He’s kind of like a quiet force in the music business. He’s done so much with so many different artists: like he worked with Norah Jones, Bad Brains, and Beastie Boys, and so many musicians over the years, and built so many studios. So, I call him a wizard because he has a really long beard and kind of looks like someone who would be on the Lord of the Rings. Those guys on there are pretty wizardly, you know, they’re super smart and they’re geniuses in their own way. That is definitely Matt with sound—he has a great ear. 

What do you think a future record would look like for you?

I have no boundaries, in that I myself am an iridescent being, and I feel that the record could go so many different ways and just encompass a certain individuality I’ve been speaking about that just is me. When you listen to Tom Waits, Tom Waits is Tom Waits. Even if he sings a song that has a blues to it, he is who he is. And the same with David Bowie and Townes Van Zandt. I can only say Townes is Townes; I can’t really say much about who he is except that I appreciate what he does. And Robert Plant, who I got to meet and who I find so inspiring because he took the root of music in America. We had a huge talk about how he used the root to grow and become who he was in rock ‘n’ roll. That was so cool because I always felt like that was the way to get that good foundation in folk or blues and country or gospel, and then from there, explore it in your own way. While I respect tradition, I have an alternative ear, and I’m not really one who dwells in the idea of purity and keeping a tradition. I’m more one that’s running that route and seeing where it goes for me on that journey. It really could go anyway, any genre or any style.

Do any of your songs speak to the political climate right now?

I really feel like “Astral Plane” is one like that, and the single “Two Hearts.” The reason why is because when I have been watching all of this, I just felt so called in the way that I need to shine and share, and inspire people to shine. There’s always been that need, and I feel like “Astral” creates that safe space for people. Whenever you get a crowd of people who are all ages and all coming together at a concert or an art show with different beliefs, and they’re all appreciating something and shining their light, then I have to believe that shifts are happening in the world.
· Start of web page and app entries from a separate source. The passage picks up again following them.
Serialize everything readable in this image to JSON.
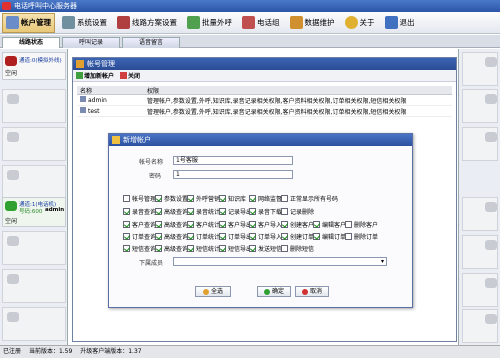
{
  "window_title": "电话呼叫中心服务器",
  "toolbar": [
    {
      "label": "帐户管理",
      "icon": "account-icon",
      "color": "#6a8cc8",
      "active": true
    },
    {
      "label": "系统设置",
      "icon": "settings-icon",
      "color": "#7090a0"
    },
    {
      "label": "线路方案设置",
      "icon": "line-plan-icon",
      "color": "#b04040"
    },
    {
      "label": "批量外呼",
      "icon": "batch-call-icon",
      "color": "#50a050"
    },
    {
      "label": "电话组",
      "icon": "phone-group-icon",
      "color": "#c05050"
    },
    {
      "label": "数据维护",
      "icon": "data-icon",
      "color": "#d09030"
    },
    {
      "label": "关于",
      "icon": "about-icon",
      "color": "#e0b030"
    },
    {
      "label": "退出",
      "icon": "exit-icon",
      "color": "#4070c0"
    }
  ],
  "tabs": [
    "线路状态",
    "呼叫记录",
    "语音留言"
  ],
  "agents": [
    {
      "title": "通道:0(模拟外线)",
      "status": "空闲"
    },
    {
      "title": "通道:1(电话机)",
      "number": "号码:600",
      "user": "admin",
      "status": "空闲"
    }
  ],
  "account_window": {
    "title": "帐号管理",
    "add_label": "增加新帐户",
    "close_label": "关闭",
    "columns": [
      "名称",
      "权限"
    ],
    "rows": [
      {
        "name": "admin",
        "perm": "管理帐户,参数设置,外呼,知识库,录音记录相关权限,客户资料相关权限,订单相关权限,短信相关权限"
      },
      {
        "name": "test",
        "perm": "管理帐户,参数设置,外呼,知识库,录音记录相关权限,客户资料相关权限,订单相关权限,短信相关权限"
      }
    ]
  },
  "dialog": {
    "title": "新增帐户",
    "account_name_label": "帐号名称",
    "account_name_value": "1号客服",
    "password_label": "密码",
    "password_value": "1",
    "checkboxes": [
      [
        {
          "label": "帐号管理",
          "on": false
        },
        {
          "label": "参数设置",
          "on": true
        },
        {
          "label": "外呼营销",
          "on": true
        },
        {
          "label": "知识库",
          "on": true
        },
        {
          "label": "网络监督",
          "on": true
        },
        {
          "label": "正常显示所有号码",
          "on": false
        }
      ],
      [
        {
          "label": "录音查询",
          "on": true
        },
        {
          "label": "高级查询",
          "on": true
        },
        {
          "label": "录音统计",
          "on": true
        },
        {
          "label": "记录导出",
          "on": true
        },
        {
          "label": "录音下载",
          "on": true
        },
        {
          "label": "记录删除",
          "on": false
        }
      ],
      [
        {
          "label": "客户查询",
          "on": true
        },
        {
          "label": "高级查询",
          "on": true
        },
        {
          "label": "客户统计",
          "on": true
        },
        {
          "label": "客户导出",
          "on": true
        },
        {
          "label": "客户导入",
          "on": true
        },
        {
          "label": "创建客户",
          "on": true
        },
        {
          "label": "编辑客户",
          "on": true
        },
        {
          "label": "删除客户",
          "on": false
        }
      ],
      [
        {
          "label": "订单查询",
          "on": true
        },
        {
          "label": "高级查询",
          "on": true
        },
        {
          "label": "订单统计",
          "on": true
        },
        {
          "label": "订单导出",
          "on": true
        },
        {
          "label": "订单导入",
          "on": true
        },
        {
          "label": "创建订单",
          "on": true
        },
        {
          "label": "编辑订单",
          "on": true
        },
        {
          "label": "删除订单",
          "on": false
        }
      ],
      [
        {
          "label": "短信查询",
          "on": true
        },
        {
          "label": "高级查询",
          "on": true
        },
        {
          "label": "短信统计",
          "on": true
        },
        {
          "label": "短信导出",
          "on": true
        },
        {
          "label": "发送短信",
          "on": true
        },
        {
          "label": "删除短信",
          "on": false
        }
      ]
    ],
    "subordinate_label": "下属成员",
    "select_all_label": "全选",
    "ok_label": "确定",
    "cancel_label": "取消"
  },
  "status": {
    "registered": "已注册",
    "version": "当前版本：1.59",
    "upgrade": "升级客户端版本：1.37"
  }
}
That’s what music does, and it’s very powerful, in the same way that John Lennon’s song “Imagine” is powerful, or Martin Luther King, Jr.’s “I Have a Dream” speech is powerful. So, my calling is to focus on the light and share that.